This chart shows total health expenditure as a share of GDP across 34 OECD countries, including the UK, since 2000. It is similar to the chart ‘Total health expenditure as a share of GDP (2013)’, but it provides more context by presenting the data in a time series.
The countries displayed by default on the chart include the UK, the OECD average and the countries with the highest (United States) and lowest (Korea or Turkey) health expenditure as a share of GDP. The shaded region indicates the full range of spending. Other country series can be turned on and off by selecting them below the chart.
In 2013, in UK the health spending accounted for 8.5 per cent of GDP compare to 9.0 per cent on average across OECD countries. Looking over time, we also see that the UK’s health spending as a share of GDP has risen since 2000. It stood at only 6.3 per cent in 2000, but in 2013 was 8.5 per cent. This is not uncommon in OECD countries, though since the financial crisis in 2008 health spending as a share of GDP has levelled off or even fallen slightly in many OECD countries.
Data for all countries are not available for all years. If no information is available for a country in a given year, the OECD calculates the average based on the nearest available.. Additionally, there are a number of changes to the methodology indicated in the data that may not allow for a consistent comparison for all country series. Data were accurate at the time of analysis (July 2015).
The OECD revised 2013 data to include some social care spending in the UK as part of total health expenditure.

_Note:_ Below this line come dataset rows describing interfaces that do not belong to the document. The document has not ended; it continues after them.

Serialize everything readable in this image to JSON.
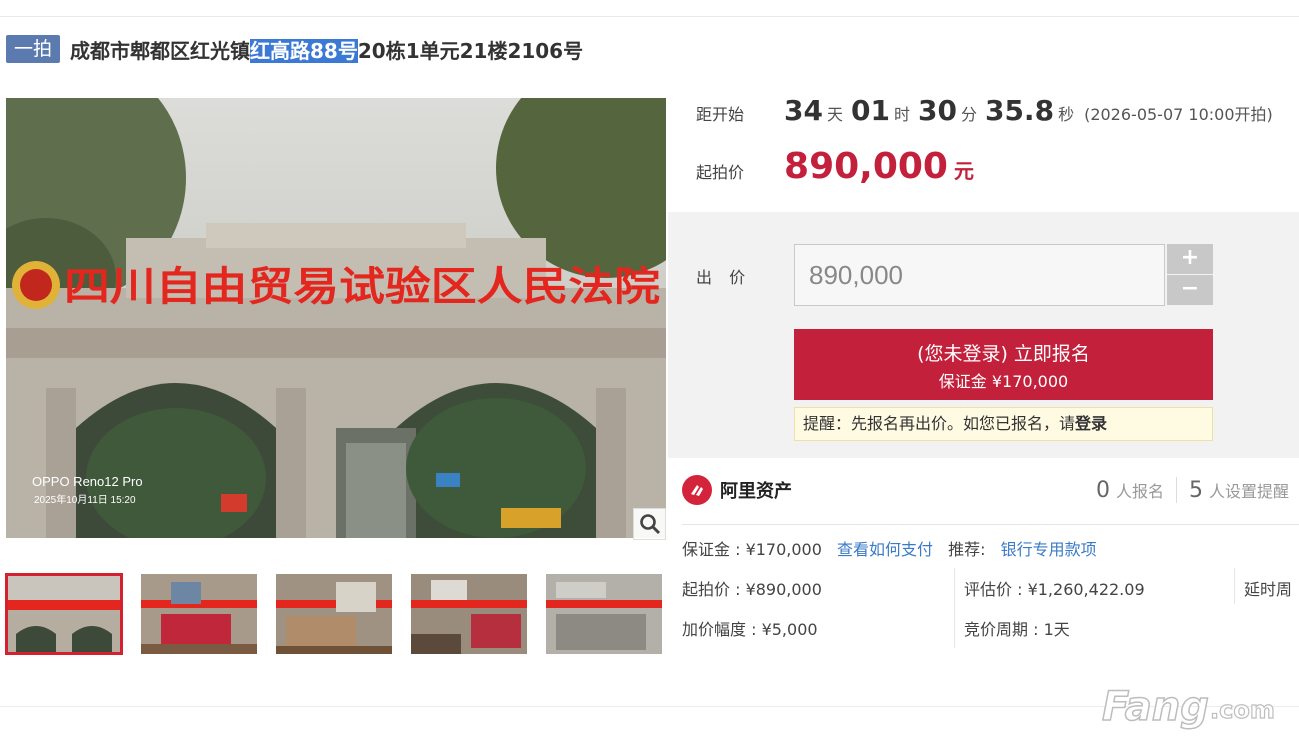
{
  "header": {
    "tag": "一拍",
    "title_prefix": "成都市郫都区红光镇",
    "title_highlight": "红高路88号",
    "title_suffix": "20栋1单元21楼2106号"
  },
  "photo": {
    "sign_text": "四川自由贸易试验区人民法院",
    "camera_brand": "OPPO Reno12 Pro",
    "photo_timestamp": "2025年10月11日 15:20",
    "thumbnail_count": 5
  },
  "countdown": {
    "label": "距开始",
    "days": "34",
    "days_unit": "天",
    "hours": "01",
    "hours_unit": "时",
    "minutes": "30",
    "minutes_unit": "分",
    "seconds": "35.8",
    "seconds_unit": "秒",
    "start_note": "(2026-05-07 10:00开拍)"
  },
  "start_price": {
    "label": "起拍价",
    "value": "890,000",
    "unit": "元"
  },
  "bid": {
    "label": "出 价",
    "input_value": "890,000",
    "plus": "+",
    "minus": "−",
    "signup_main": "(您未登录) 立即报名",
    "signup_sub": "保证金 ¥170,000",
    "notice_text": "提醒：先报名再出价。如您已报名，请",
    "notice_link": "登录"
  },
  "platform": {
    "name": "阿里资产",
    "signup_count": "0",
    "signup_text": "人报名",
    "reminder_count": "5",
    "reminder_text": "人设置提醒"
  },
  "details": {
    "deposit": "保证金 : ¥170,000",
    "how_to_pay": "查看如何支付",
    "recommend_label": "推荐:",
    "recommend_link": "银行专用款项",
    "start_price": "起拍价 : ¥890,000",
    "appraisal": "评估价 : ¥1,260,422.09",
    "delay": "延时周",
    "increment": "加价幅度 : ¥5,000",
    "period": "竞价周期 : 1天"
  },
  "colors": {
    "accent_red": "#c3203b",
    "tag_blue": "#5b7bb0",
    "link_blue": "#3a7bc8",
    "highlight_blue": "#3c79d4"
  }
}
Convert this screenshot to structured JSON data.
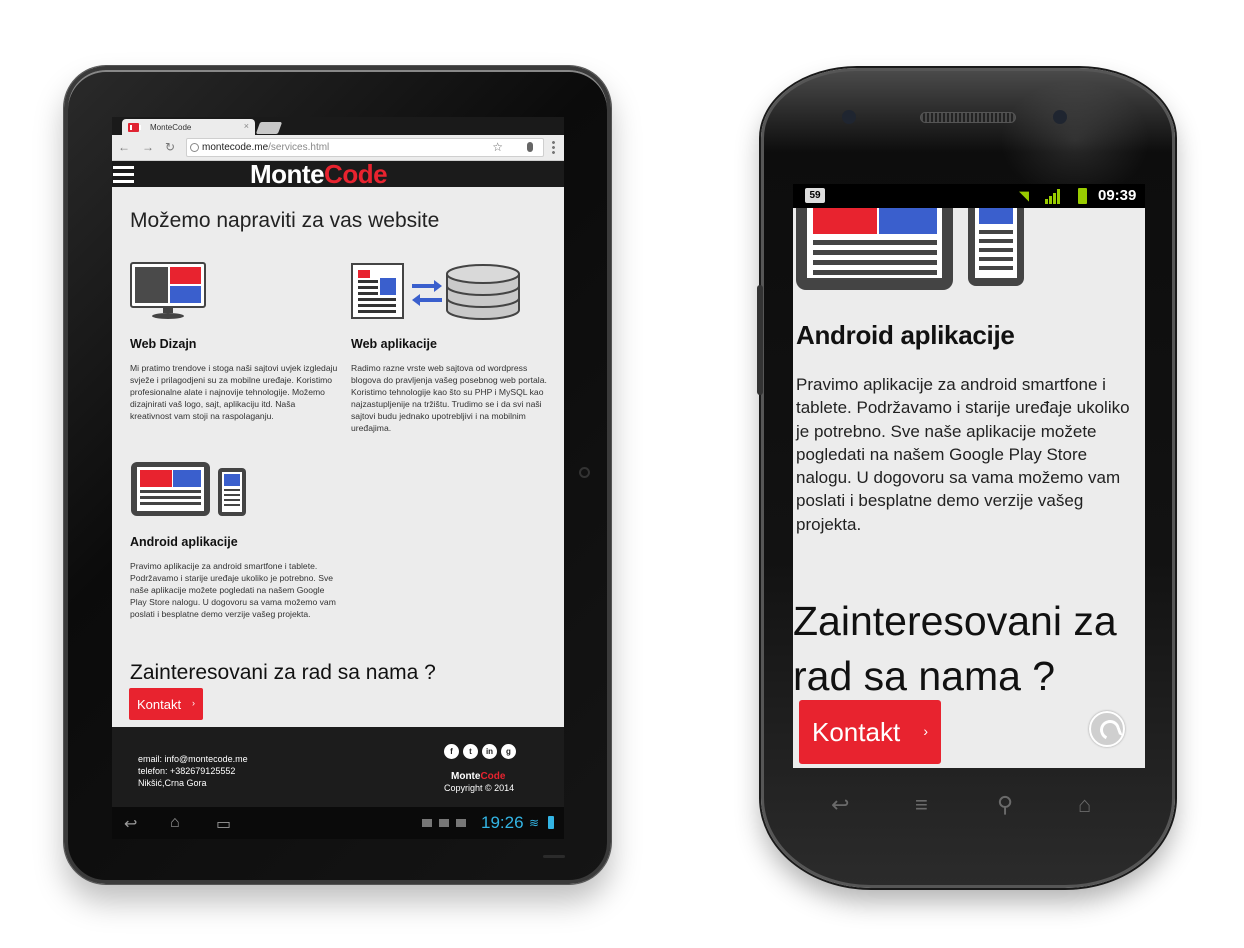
{
  "tablet": {
    "browser": {
      "tab_title": "MonteCode",
      "tab_close": "×",
      "url_host": "montecode.me",
      "url_path": "/services.html",
      "back": "←",
      "forward": "→",
      "reload": "↻",
      "bookmark": "☆"
    },
    "header": {
      "logo_part1": "Monte",
      "logo_part2": "Code"
    },
    "page_title": "Možemo napraviti za vas website",
    "services": [
      {
        "title": "Web Dizajn",
        "text": "Mi pratimo trendove i stoga naši sajtovi uvjek izgledaju svježe i prilagodjeni su za mobilne uređaje. Koristimo profesionalne alate i najnovije tehnologije. Možemo dizajnirati vaš logo, sajt, aplikaciju itd. Naša kreativnost vam stoji na raspolaganju."
      },
      {
        "title": "Web aplikacije",
        "text": "Radimo razne vrste web sajtova od wordpress blogova do pravljenja vašeg posebnog web portala. Koristimo tehnologije kao što su PHP i MySQL kao najzastupljenije na tržištu. Trudimo se i da svi naši sajtovi budu jednako upotrebljivi i na mobilnim uređajima."
      },
      {
        "title": "Android aplikacije",
        "text": "Pravimo aplikacije za android smartfone i tablete. Podržavamo i starije uređaje ukoliko je potrebno. Sve naše aplikacije možete pogledati na našem Google Play Store nalogu. U dogovoru sa vama možemo vam poslati i besplatne demo verzije vašeg projekta."
      }
    ],
    "cta_title": "Zainteresovani za rad sa nama ?",
    "cta_button": "Kontakt",
    "cta_chevron": "›",
    "footer": {
      "email": "email: info@montecode.me",
      "phone": "telefon: +382679125552",
      "location": "Nikšić,Crna Gora",
      "social": [
        "f",
        "t",
        "in",
        "g"
      ],
      "logo_part1": "Monte",
      "logo_part2": "Code",
      "copyright": "Copyright © 2014"
    },
    "system_bar": {
      "clock": "19:26",
      "back_icon": "↩",
      "home_icon": "⌂",
      "recents_icon": "▭",
      "wifi_icon": "≋"
    }
  },
  "phone": {
    "status": {
      "notification_count": "59",
      "clock": "09:39",
      "wifi_icon": "◥"
    },
    "section_title": "Android aplikacije",
    "section_text": "Pravimo aplikacije za android smartfone i tablete. Podržavamo i starije uređaje ukoliko je potrebno. Sve naše aplikacije možete pogledati na našem Google Play Store nalogu. U dogovoru sa vama možemo vam poslati i besplatne demo verzije vašeg projekta.",
    "cta_title": "Zainteresovani za rad sa nama ?",
    "cta_button": "Kontakt",
    "cta_chevron": "›",
    "softkeys": {
      "back": "↩",
      "menu": "≡",
      "search": "⚲",
      "home": "⌂"
    }
  },
  "colors": {
    "brand_red": "#e8232f",
    "accent_blue": "#3a5fcd",
    "holo_blue": "#33b5e5",
    "android_green": "#99cc00",
    "page_bg": "#ececec",
    "header_bg": "#1b1b1b"
  }
}
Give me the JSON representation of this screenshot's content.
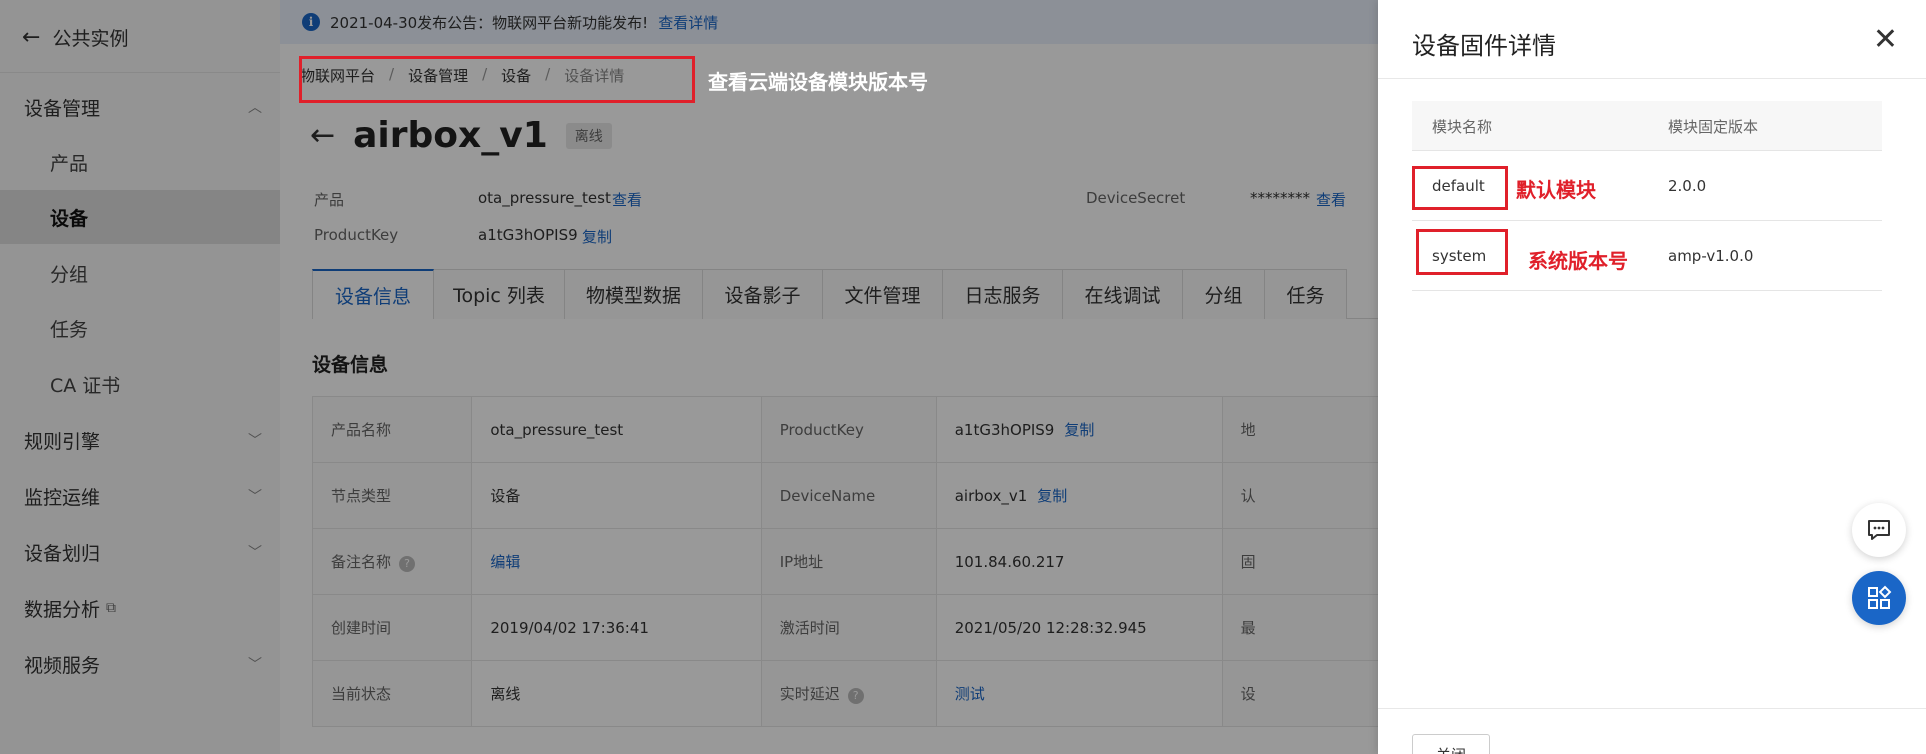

This should be kept in mind when comparing these figures to previous ones.